Heavy traffic was reported on the Highways into the Washington area yesterday as the Fourth of July weekend came to a close, but for the most part travelers returned home without the massive tie-ups that in many recent years have marred the final hours of the holiday.

Maryland and Virginia authorities said that early evening traffic on their major arteries was moving with surprising ease and that the usual leap in highway fatalities was less severe than in recent years.

By midnight, 11 people had been reported killed on Virginia roads since 6 p.m. Thursday, compared with a record 24 deaths a year ago. In Maryland, seven people had lost their lives in traffic accidents, compared with 10 fatalities last year. There had been no fatalities in the District.

One exception to the generally smooth sailing came at a predictable place, the Kent Narrows Bridge along Rte. 50 in Maryland, about six miles from the Chesapeake Bay Bridge.

The delays began when traffic coming from the Atlantic Ocean resort areas backed up while the drawbridge was raised, said Bernie Jedrowicz of the Maryland Transportation Authority.

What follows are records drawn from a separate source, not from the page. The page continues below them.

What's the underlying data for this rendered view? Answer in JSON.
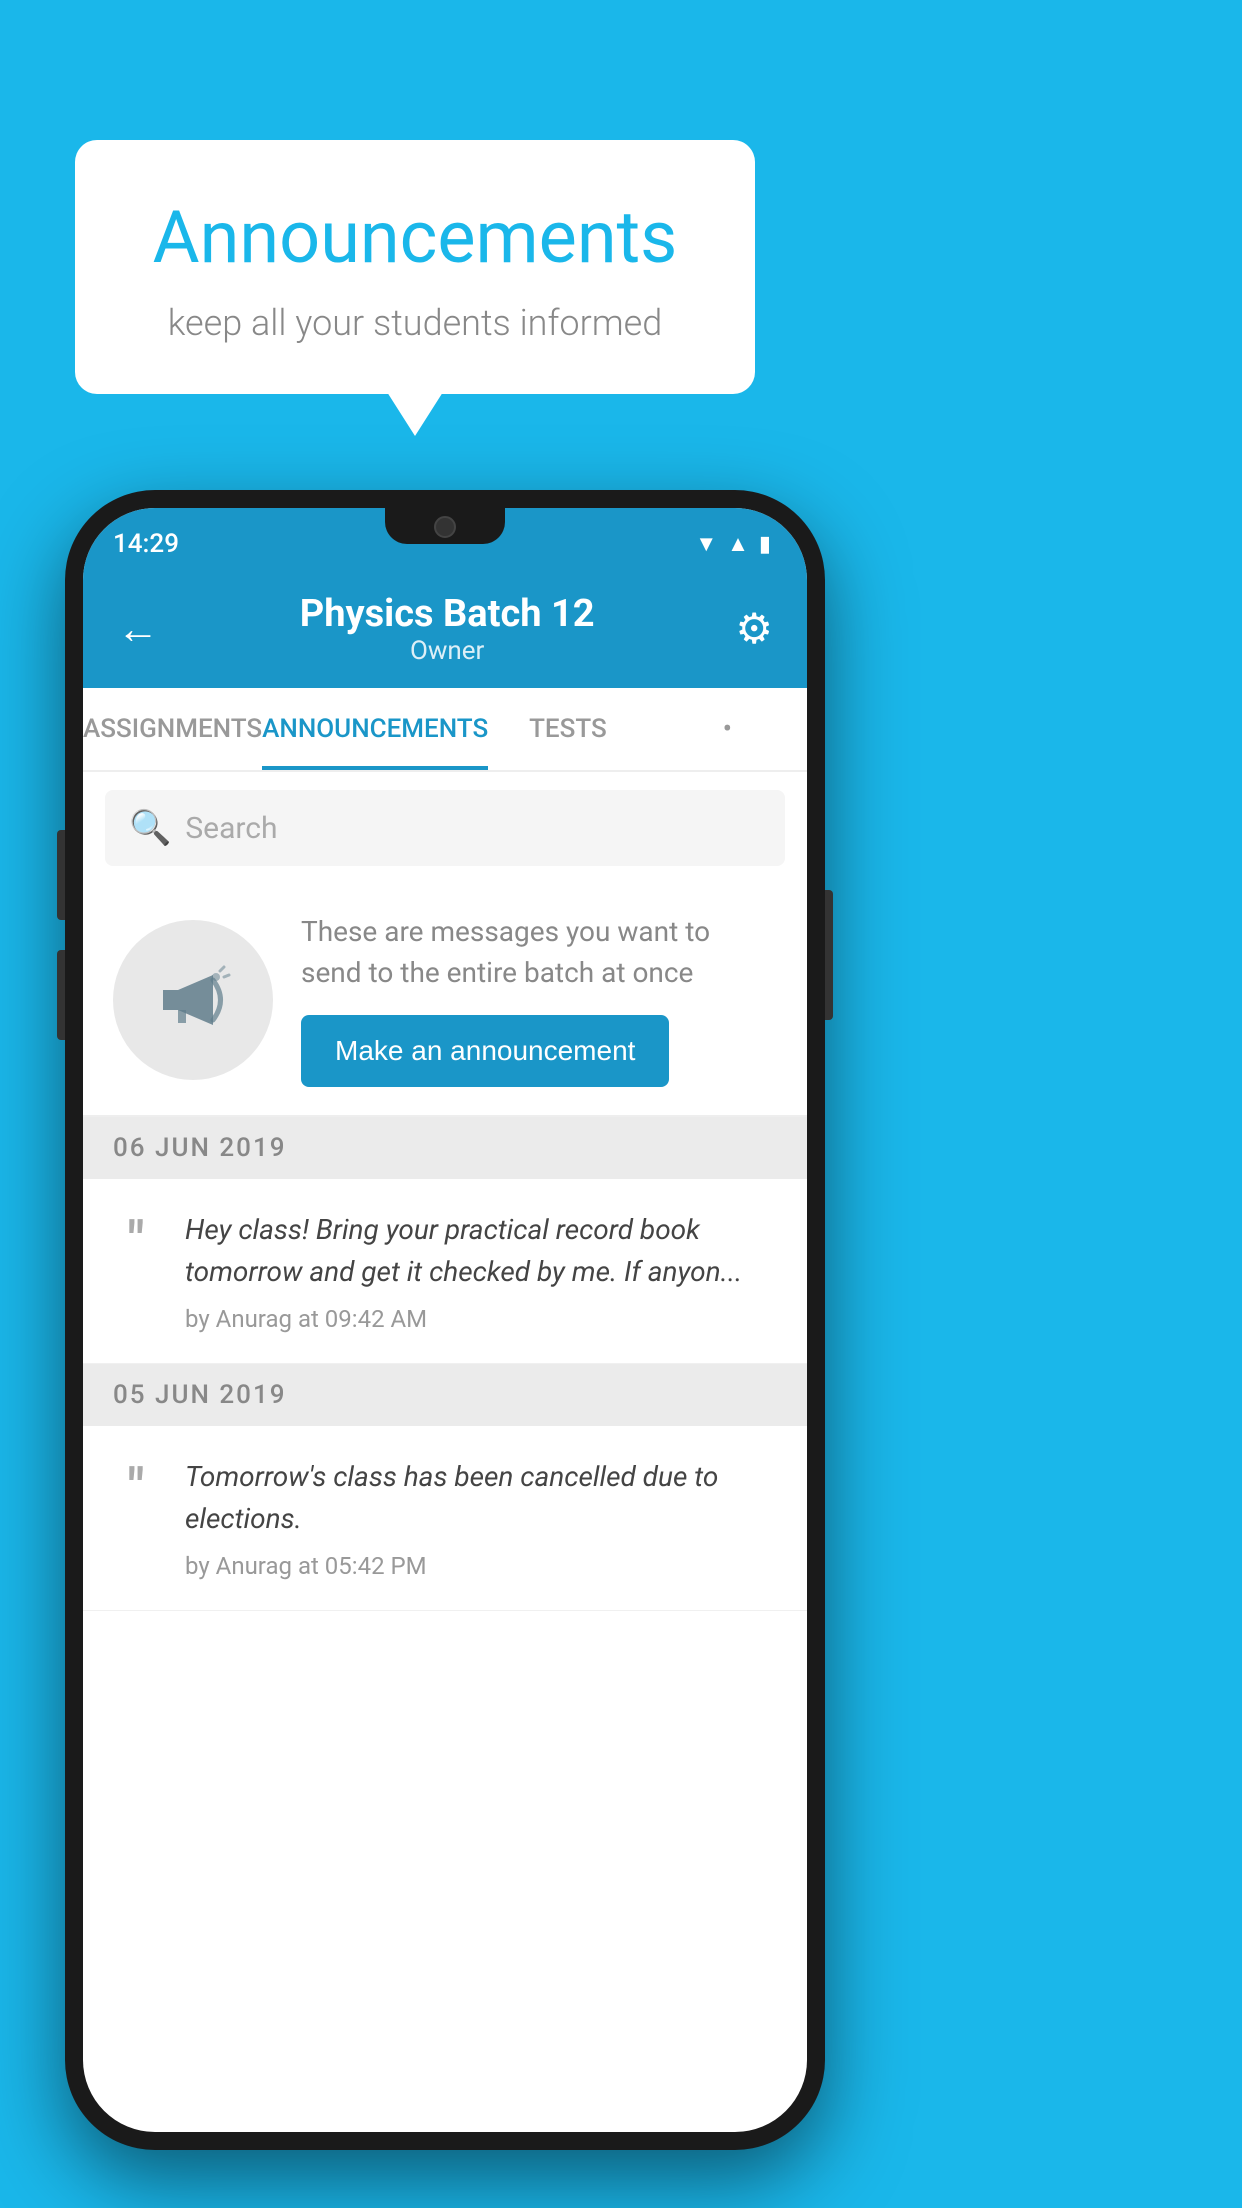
{
  "background": {
    "color": "#1ab7ea"
  },
  "speech_bubble": {
    "title": "Announcements",
    "subtitle": "keep all your students informed"
  },
  "phone": {
    "status_bar": {
      "time": "14:29",
      "icons": [
        "wifi",
        "signal",
        "battery"
      ]
    },
    "app_bar": {
      "title": "Physics Batch 12",
      "subtitle": "Owner",
      "back_label": "←",
      "settings_label": "⚙"
    },
    "tabs": [
      {
        "label": "ASSIGNMENTS",
        "active": false
      },
      {
        "label": "ANNOUNCEMENTS",
        "active": true
      },
      {
        "label": "TESTS",
        "active": false
      },
      {
        "label": "•",
        "active": false
      }
    ],
    "search": {
      "placeholder": "Search"
    },
    "promo": {
      "description": "These are messages you want to send to the entire batch at once",
      "button_label": "Make an announcement"
    },
    "announcements": [
      {
        "date": "06  JUN  2019",
        "items": [
          {
            "text": "Hey class! Bring your practical record book tomorrow and get it checked by me. If anyon...",
            "meta": "by Anurag at 09:42 AM"
          }
        ]
      },
      {
        "date": "05  JUN  2019",
        "items": [
          {
            "text": "Tomorrow's class has been cancelled due to elections.",
            "meta": "by Anurag at 05:42 PM"
          }
        ]
      }
    ]
  }
}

Because of the heavy holiday traffic, the usual on-the-hour openings of the drawbridge were stopped after 1 p.m. yesterday, and all openings were ended after 3:30 p.m. Nonetheless, Jedrowicz said, the usual rush home from the seashore began earlier in the day this year than in the past -- apparently because of morning rain at the beaches -- and traffic backed up for several miles in the afternoon while the bridge closed for periods as long as 17 minutes to allow boat traffic through the narrows.

The drawbridge is scheduled to be eliminated with the completion of a replacement bridge with a 65-foot clearance by 1992, Jedrowicz said.

Just down the road, traffic over the Bay Bridge -- often the source of delays -- was flowing smoothly, with no traffic count exceeding 3,000 vehicles per hour, Jedrowicz said.